A Modern Day Pirate’s Tale
from the Guardian (London)
I am 42 years old and have nine children. I am a boss with boats operating in the Gulf of Aden and the Indian Ocean.
I finished high school and wanted to go to university but there was no money. So, I became a fisherman in Eyl in Puntland like my father, even though I still dreamed of working for a company. That never happened as the Somali government was destroyed [in 1991] and the country became unstable.
At sea, foreign fishing vessels often confronted us. Some had no license; others had permission from the Puntland authorities, but did not want us there to compete. They would destroy our boats and force us to flee for our lives.
I started to hijack these fishing boats in 1998. I did not have any special training but was not afraid. For our first captured ship we got $300,000. With the money we bought AK-47s and small speedboats. I don’t know exactly how many ships I have captured since then but I think it is about 60.
We give priority to ships from Europe because we get bigger ransoms. We make friends with the hostages, telling them that we only want money, not to kill them. Sometimes we even eat rice, fish, pasta with them. When the money is delivered to our ship we count the dollars and let the hostages go.
Then, our friends come to welcome us back in Eyl and we go to Garowe in Land Cruisers. We split the money.
Our community thinks we are pirates getting illegal money. But we consider ourselves heroes running away from poverty. We don’t see the hijacking as a criminal act but as a road tax because we have no central government to control our sea. With foreign warships now on patrol we have difficulties.
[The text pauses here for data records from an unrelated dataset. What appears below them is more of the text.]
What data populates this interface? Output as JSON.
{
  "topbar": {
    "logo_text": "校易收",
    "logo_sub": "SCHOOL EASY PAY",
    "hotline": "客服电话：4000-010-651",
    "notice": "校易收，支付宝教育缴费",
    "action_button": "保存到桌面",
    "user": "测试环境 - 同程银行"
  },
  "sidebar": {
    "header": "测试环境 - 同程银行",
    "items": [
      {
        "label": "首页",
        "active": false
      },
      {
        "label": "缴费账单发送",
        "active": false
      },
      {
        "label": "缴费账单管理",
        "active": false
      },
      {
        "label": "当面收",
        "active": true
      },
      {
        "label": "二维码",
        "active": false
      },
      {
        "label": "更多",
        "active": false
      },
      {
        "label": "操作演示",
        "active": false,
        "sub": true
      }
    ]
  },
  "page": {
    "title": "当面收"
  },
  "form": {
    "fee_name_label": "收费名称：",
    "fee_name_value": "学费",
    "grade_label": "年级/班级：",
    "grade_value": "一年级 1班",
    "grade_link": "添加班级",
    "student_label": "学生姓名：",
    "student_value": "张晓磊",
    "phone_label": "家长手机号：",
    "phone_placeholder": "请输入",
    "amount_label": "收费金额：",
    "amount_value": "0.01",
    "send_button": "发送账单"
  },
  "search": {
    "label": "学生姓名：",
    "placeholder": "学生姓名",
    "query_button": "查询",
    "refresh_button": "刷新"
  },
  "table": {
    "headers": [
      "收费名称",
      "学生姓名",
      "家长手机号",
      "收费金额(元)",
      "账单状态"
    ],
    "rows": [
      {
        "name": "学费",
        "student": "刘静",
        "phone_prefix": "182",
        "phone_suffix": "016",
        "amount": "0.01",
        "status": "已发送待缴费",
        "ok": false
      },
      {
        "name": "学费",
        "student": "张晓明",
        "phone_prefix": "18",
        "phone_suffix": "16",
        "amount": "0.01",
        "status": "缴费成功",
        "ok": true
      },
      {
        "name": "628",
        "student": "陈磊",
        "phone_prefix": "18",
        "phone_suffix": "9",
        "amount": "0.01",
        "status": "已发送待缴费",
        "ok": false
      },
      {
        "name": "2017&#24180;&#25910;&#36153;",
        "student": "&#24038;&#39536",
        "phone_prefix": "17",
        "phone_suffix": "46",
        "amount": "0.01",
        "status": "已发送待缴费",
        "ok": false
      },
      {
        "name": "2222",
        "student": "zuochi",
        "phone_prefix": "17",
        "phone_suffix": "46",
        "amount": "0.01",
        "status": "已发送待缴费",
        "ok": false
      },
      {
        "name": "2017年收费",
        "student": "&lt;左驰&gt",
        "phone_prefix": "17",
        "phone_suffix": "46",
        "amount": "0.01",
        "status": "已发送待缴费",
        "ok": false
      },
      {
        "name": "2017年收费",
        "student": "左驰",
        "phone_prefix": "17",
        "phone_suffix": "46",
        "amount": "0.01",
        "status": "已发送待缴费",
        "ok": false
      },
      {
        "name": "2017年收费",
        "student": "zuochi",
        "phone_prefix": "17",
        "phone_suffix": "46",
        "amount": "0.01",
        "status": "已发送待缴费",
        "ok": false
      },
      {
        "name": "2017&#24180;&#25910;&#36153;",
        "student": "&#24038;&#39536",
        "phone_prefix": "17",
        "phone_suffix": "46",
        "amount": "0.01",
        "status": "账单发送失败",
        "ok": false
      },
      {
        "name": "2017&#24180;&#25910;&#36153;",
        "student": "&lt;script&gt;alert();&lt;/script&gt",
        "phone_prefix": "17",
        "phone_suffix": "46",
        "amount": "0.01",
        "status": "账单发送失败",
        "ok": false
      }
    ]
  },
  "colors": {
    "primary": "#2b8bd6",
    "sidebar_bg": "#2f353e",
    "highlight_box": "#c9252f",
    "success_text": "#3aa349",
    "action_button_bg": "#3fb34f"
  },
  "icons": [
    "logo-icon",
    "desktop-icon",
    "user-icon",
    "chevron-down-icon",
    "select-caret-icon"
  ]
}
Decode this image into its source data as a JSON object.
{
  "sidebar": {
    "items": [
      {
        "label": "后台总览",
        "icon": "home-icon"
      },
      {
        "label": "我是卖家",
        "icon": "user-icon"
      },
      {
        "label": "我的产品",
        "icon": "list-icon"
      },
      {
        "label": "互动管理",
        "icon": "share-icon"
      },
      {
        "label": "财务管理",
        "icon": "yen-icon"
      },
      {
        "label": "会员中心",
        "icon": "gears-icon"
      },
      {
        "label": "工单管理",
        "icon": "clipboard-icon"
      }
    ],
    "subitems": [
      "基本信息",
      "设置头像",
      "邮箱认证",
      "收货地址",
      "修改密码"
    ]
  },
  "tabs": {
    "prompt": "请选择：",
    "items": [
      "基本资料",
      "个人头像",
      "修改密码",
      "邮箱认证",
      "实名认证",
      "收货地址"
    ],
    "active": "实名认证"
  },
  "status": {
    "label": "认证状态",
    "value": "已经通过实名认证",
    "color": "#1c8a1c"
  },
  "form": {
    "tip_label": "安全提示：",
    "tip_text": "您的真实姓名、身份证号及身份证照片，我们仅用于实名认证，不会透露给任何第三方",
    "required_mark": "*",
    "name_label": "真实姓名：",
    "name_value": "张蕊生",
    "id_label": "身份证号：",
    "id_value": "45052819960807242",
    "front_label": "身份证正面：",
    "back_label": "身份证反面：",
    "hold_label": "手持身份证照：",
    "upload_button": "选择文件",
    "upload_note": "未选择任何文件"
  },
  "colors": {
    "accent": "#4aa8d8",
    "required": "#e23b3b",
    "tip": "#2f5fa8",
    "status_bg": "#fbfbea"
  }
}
But we are getting new boats and weapons. We will not stop until we have a central government that can control our sea.